* WORK REQUIRED
Please reproduce the data below exactly, from the first line to the last.

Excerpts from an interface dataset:

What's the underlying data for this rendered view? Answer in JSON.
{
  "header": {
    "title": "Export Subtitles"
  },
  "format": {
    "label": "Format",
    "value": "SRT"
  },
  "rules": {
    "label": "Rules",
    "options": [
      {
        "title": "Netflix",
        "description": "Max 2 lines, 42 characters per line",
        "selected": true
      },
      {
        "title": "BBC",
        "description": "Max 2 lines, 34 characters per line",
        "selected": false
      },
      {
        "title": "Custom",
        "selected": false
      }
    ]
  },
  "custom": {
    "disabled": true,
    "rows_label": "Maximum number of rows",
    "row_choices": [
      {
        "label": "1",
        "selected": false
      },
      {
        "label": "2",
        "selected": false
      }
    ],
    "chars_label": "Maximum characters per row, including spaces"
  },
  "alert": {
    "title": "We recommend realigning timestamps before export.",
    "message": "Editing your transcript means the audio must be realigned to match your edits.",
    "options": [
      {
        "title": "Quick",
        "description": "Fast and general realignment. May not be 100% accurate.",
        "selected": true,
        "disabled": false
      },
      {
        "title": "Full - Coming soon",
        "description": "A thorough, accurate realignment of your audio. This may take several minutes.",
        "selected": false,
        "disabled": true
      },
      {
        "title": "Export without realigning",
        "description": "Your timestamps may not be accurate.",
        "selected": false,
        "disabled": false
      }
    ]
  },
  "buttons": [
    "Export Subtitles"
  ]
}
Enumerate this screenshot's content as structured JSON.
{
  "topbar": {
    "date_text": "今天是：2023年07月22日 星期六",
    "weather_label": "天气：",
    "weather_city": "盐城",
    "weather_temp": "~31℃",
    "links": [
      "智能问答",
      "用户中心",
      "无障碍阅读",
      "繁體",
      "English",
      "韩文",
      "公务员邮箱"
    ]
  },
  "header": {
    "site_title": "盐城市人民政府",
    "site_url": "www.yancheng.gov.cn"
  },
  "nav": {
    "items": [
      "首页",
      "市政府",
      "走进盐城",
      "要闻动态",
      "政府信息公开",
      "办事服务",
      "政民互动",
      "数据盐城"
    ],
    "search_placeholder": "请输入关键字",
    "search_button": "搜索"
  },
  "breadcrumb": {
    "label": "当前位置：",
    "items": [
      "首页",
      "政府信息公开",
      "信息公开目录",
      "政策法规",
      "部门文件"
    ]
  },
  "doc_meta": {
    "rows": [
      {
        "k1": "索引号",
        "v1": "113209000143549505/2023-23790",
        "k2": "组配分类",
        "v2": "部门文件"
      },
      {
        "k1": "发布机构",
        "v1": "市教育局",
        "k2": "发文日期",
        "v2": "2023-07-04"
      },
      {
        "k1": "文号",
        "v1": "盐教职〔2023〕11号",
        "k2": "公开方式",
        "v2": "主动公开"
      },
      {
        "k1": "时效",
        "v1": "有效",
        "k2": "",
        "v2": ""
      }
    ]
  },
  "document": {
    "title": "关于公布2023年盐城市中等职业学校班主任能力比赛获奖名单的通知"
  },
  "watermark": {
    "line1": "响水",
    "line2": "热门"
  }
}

* ANSWER TO THE EXERCISE
What's the underlying data for this rendered view? Answer in JSON.
{
  "header": {
    "title": "Export Subtitles"
  },
  "format": {
    "label": "Format",
    "value": "SRT"
  },
  "rules": {
    "label": "Rules",
    "options": [
      {
        "title": "Netflix",
        "description": "Max 2 lines, 42 characters per line",
        "selected": true
      },
      {
        "title": "BBC",
        "description": "Max 2 lines, 34 characters per line",
        "selected": false
      },
      {
        "title": "Custom",
        "selected": false
      }
    ]
  },
  "custom": {
    "disabled": true,
    "rows_label": "Maximum number of rows",
    "row_choices": [
      {
        "label": "1",
        "selected": false
      },
      {
        "label": "2",
        "selected": false
      }
    ],
    "chars_label": "Maximum characters per row, including spaces"
  },
  "alert": {
    "title": "We recommend realigning timestamps before export.",
    "message": "Editing your transcript means the audio must be realigned to match your edits.",
    "options": [
      {
        "title": "Quick",
        "description": "Fast and general realignment. May not be 100% accurate.",
        "selected": true,
        "disabled": false
      },
      {
        "title": "Full - Coming soon",
        "description": "A thorough, accurate realignment of your audio. This may take several minutes.",
        "selected": false,
        "disabled": true
      },
      {
        "title": "Export without realigning",
        "description": "Your timestamps may not be accurate.",
        "selected": false,
        "disabled": false
      }
    ]
  },
  "buttons": [
    "Export Subtitles"
  ]
}
Enumerate this screenshot's content as structured JSON.
{
  "topbar": {
    "date_text": "今天是：2023年07月22日 星期六",
    "weather_label": "天气：",
    "weather_city": "盐城",
    "weather_temp": "~31℃",
    "links": [
      "智能问答",
      "用户中心",
      "无障碍阅读",
      "繁體",
      "English",
      "韩文",
      "公务员邮箱"
    ]
  },
  "header": {
    "site_title": "盐城市人民政府",
    "site_url": "www.yancheng.gov.cn"
  },
  "nav": {
    "items": [
      "首页",
      "市政府",
      "走进盐城",
      "要闻动态",
      "政府信息公开",
      "办事服务",
      "政民互动",
      "数据盐城"
    ],
    "search_placeholder": "请输入关键字",
    "search_button": "搜索"
  },
  "breadcrumb": {
    "label": "当前位置：",
    "items": [
      "首页",
      "政府信息公开",
      "信息公开目录",
      "政策法规",
      "部门文件"
    ]
  },
  "doc_meta": {
    "rows": [
      {
        "k1": "索引号",
        "v1": "113209000143549505/2023-23790",
        "k2": "组配分类",
        "v2": "部门文件"
      },
      {
        "k1": "发布机构",
        "v1": "市教育局",
        "k2": "发文日期",
        "v2": "2023-07-04"
      },
      {
        "k1": "文号",
        "v1": "盐教职〔2023〕11号",
        "k2": "公开方式",
        "v2": "主动公开"
      },
      {
        "k1": "时效",
        "v1": "有效",
        "k2": "",
        "v2": ""
      }
    ]
  },
  "document": {
    "title": "关于公布2023年盐城市中等职业学校班主任能力比赛获奖名单的通知"
  },
  "watermark": {
    "line1": "响水",
    "line2": "热门"
  }
}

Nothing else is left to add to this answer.